I had a lovely evening with a glass of wine watching Tree Sparrows and Blue Tits all recently emerged from their nest box. Thanks Tim!
It was another busy day at work as the reserve gets more and more popular. With Garganey, Wood Sandpiper and a Spotted Redshank on offer as well as the popularity of Bearded Tits, Avocets and a Booming Bittern being desired by visitors, Denzil and I were kept busy. At lunchtime I took a walk down the West Bank path and answered many questions about the birds before pointing out a Mediterranean Gull flying above our heads.
A big thank you to the 300+ people that liked or sent me messages about the photo that I took of the Collared Pratincole yesterday on the various social media platforms. I was just lucky to be in the right pace at the right time, although my new camera and lens helped, I'm sure!
Sue holding a Mountain Ringlet
Sue at the top of Irton Fell
Mating pair of Mountain Ringlet
Osprey (phone-scoped through the heat haze)
Large Heath Butterfly
Dark Green Fritillary
Pearl Bordered Fritillary
Northern Brown Argus
Chimney Sweeper Moth
Common Spotted Orchid
Common Spotted Orchid
We returned to Foulshaw Moss where we watched the Ospreys on their nest as a Tree Pipit serenaded us as we wandered around. We found another pool where we had much better views of White-faced Darters than we had yesterday. It was soon very hot and we ventured to Arnside where we have enjoyed holidays in the past and sat like a pair of oldies on the seafront enjoying our delicious ice-creams watching the estuary and the magnificent railway line that transverses it.
Four Spotted Chaser
After welcoming several members of the NarVOS and Wensum Valley bird clubs that I have known for over 30 years whose ribaldry caused many issues as they arrived at my work today because of their failure to read even the simplest of signs, who shall remain absolutely nameless, I was not impressed by their observational skills!!! Banter was had and laughed at but I suspect the bird list was much smaller than it should have been due to the chatter ;-) (and they say women can talk!)
The only bird of note that I saw today was a Red Kite on my way home from work near Anmer.
As I am still at work I was unable to see the Bee-eaters and Black-winged Stilts in East Norfolk that were present over the last few days and was too late to the party as John and I searched for both at some unearthly hour this morning at Hickling and Great Yarmouth.

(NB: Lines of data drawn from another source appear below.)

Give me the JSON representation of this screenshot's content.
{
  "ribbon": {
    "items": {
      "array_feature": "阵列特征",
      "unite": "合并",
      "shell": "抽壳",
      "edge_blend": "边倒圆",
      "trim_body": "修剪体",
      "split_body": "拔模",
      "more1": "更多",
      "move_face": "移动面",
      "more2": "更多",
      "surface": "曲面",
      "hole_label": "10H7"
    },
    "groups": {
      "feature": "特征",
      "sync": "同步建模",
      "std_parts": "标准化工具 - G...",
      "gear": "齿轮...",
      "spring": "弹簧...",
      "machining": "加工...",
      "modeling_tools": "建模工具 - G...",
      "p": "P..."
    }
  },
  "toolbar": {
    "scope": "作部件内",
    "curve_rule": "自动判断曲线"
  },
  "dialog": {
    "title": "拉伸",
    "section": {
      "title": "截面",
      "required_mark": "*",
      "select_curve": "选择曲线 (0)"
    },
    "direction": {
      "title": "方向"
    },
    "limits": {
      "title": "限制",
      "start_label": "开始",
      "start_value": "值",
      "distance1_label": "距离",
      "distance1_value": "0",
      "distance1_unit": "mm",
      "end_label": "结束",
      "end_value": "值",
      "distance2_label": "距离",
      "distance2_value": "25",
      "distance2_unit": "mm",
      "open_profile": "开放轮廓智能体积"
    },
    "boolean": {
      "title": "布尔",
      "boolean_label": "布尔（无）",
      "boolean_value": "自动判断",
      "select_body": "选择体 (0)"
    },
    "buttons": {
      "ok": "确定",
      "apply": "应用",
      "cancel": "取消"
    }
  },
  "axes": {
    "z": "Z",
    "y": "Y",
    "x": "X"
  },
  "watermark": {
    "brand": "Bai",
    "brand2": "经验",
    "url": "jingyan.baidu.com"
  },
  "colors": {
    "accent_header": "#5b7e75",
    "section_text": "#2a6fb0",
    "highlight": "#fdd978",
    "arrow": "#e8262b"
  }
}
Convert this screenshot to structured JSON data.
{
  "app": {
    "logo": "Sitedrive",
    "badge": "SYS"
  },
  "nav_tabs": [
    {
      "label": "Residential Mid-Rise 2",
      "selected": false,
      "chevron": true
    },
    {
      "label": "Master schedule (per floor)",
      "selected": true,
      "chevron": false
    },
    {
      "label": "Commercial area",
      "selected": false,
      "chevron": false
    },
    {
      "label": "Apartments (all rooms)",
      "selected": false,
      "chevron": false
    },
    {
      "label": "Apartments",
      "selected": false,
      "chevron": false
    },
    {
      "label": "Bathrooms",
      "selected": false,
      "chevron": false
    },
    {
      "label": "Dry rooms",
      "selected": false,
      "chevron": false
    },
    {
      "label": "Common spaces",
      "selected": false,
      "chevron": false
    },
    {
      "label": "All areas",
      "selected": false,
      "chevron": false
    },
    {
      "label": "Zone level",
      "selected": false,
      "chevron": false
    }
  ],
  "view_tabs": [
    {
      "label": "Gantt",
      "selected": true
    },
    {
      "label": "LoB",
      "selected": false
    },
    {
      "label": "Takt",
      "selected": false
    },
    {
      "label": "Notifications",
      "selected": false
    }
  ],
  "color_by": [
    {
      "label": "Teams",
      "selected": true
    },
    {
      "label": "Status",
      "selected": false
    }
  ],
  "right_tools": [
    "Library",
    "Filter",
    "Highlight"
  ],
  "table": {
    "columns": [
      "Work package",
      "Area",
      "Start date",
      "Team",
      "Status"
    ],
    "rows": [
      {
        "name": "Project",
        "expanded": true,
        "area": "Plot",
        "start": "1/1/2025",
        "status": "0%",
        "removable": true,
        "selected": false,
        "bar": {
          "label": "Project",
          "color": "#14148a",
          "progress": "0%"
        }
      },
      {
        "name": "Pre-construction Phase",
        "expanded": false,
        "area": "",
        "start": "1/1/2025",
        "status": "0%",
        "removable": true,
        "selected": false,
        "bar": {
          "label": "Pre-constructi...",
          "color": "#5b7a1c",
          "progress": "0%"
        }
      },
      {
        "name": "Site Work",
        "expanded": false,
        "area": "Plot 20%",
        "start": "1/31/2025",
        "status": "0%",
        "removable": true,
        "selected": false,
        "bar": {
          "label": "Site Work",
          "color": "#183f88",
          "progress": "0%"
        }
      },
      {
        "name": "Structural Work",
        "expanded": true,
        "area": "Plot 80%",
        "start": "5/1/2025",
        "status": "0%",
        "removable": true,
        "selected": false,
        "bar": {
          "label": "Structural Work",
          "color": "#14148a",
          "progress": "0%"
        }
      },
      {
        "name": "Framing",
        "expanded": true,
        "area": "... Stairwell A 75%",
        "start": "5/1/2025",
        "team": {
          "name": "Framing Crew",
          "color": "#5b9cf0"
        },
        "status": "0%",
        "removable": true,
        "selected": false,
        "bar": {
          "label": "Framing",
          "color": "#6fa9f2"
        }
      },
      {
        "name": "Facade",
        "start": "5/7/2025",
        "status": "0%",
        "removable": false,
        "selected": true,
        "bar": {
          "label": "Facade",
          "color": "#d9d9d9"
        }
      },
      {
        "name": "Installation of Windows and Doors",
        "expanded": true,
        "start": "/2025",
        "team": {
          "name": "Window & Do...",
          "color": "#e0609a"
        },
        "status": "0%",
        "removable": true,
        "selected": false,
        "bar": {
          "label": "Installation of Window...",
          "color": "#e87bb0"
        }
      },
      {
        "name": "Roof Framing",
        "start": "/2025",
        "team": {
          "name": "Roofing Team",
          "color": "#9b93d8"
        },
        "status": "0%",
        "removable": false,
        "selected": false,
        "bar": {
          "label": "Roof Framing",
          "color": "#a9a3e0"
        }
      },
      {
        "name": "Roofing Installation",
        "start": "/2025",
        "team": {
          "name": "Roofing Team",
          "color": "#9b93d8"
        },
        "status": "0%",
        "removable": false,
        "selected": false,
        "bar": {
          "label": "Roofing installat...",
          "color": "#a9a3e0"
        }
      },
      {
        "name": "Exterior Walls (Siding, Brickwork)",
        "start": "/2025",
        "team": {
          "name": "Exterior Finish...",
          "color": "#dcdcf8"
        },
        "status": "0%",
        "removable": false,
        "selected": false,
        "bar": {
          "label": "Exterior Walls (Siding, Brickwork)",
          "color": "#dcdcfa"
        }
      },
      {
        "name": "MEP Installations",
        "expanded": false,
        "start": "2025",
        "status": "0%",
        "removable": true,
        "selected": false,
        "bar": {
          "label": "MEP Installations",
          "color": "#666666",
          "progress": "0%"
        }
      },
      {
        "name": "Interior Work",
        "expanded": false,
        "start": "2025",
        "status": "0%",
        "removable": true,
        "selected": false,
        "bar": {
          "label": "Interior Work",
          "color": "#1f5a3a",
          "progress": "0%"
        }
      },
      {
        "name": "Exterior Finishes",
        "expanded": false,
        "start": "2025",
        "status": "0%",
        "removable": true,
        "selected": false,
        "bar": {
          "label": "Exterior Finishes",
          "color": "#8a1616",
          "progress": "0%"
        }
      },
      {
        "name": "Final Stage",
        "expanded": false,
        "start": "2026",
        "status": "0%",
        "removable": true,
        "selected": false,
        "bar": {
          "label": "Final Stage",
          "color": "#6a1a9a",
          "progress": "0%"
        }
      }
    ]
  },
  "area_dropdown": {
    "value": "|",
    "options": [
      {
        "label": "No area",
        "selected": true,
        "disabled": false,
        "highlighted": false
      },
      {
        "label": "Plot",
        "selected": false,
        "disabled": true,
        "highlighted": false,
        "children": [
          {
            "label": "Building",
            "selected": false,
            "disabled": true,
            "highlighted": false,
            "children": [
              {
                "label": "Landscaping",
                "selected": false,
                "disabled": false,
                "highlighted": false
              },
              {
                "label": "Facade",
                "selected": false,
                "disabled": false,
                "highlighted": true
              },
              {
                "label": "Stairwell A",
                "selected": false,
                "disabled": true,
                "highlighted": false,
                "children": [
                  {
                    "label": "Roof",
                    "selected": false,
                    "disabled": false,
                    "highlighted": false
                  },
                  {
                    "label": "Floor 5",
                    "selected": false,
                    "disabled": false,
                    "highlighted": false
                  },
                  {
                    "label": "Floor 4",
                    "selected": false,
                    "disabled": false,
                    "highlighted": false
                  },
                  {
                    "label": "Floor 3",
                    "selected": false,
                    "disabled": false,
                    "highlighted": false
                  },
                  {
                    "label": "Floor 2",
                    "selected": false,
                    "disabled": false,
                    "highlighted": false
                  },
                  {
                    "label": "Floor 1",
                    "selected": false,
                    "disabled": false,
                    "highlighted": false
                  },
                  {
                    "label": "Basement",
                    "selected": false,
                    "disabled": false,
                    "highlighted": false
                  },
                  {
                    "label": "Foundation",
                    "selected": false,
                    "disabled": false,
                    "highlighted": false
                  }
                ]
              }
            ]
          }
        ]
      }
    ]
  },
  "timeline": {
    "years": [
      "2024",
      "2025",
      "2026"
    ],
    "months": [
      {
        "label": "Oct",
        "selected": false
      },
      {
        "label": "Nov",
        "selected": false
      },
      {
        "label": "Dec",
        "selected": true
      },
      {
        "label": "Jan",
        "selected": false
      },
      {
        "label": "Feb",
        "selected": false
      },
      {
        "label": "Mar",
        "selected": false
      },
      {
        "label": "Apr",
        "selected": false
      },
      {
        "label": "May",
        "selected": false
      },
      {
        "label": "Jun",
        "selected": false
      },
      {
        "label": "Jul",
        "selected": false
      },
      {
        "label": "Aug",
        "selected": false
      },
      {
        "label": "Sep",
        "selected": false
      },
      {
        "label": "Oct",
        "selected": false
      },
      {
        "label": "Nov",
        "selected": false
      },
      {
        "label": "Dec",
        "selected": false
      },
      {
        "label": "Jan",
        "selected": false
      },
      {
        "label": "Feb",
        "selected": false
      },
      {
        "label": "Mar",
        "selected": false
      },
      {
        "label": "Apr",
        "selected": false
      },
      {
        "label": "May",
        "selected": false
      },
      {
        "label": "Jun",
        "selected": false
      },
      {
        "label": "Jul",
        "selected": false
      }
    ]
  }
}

However Hickling was alive with birds, butterflies and dragonflies on a gorgeous summer's day. We watched a Common Whitethroat singing as a beaten-up Painted Lady flew by and dived into a ditch. Red Admirals flew around as we watched a Hobby overhead and Avocet chicks feeding. A Black-tailed Skimmer posed nicely as we walked to the other track where we watched Northern Hawkers flying around. It was rather annoying to learn that one of the Black-winged Stilts had appeared briefly after we had left site!
A rather beaten-up Painted Lady
Northern Brown Argus (Artaxerxes)
Northern Marsh Orchid
Female juvenile Peregraine
Male juvenile Peregrine
Common Redstart (juv)
Heath Fragrant Orchid
Heath Spotted Orchid
Lesser Butterfly Orchid
Small White Orchid
Highland (Common) Darter
Sue at Loch Shin
Sue at the tip of Cape Wrath
Sue at Cape Wrath Lighthouse
Northern Emerald and Exuvia
Red-breasted Merganser and ducklings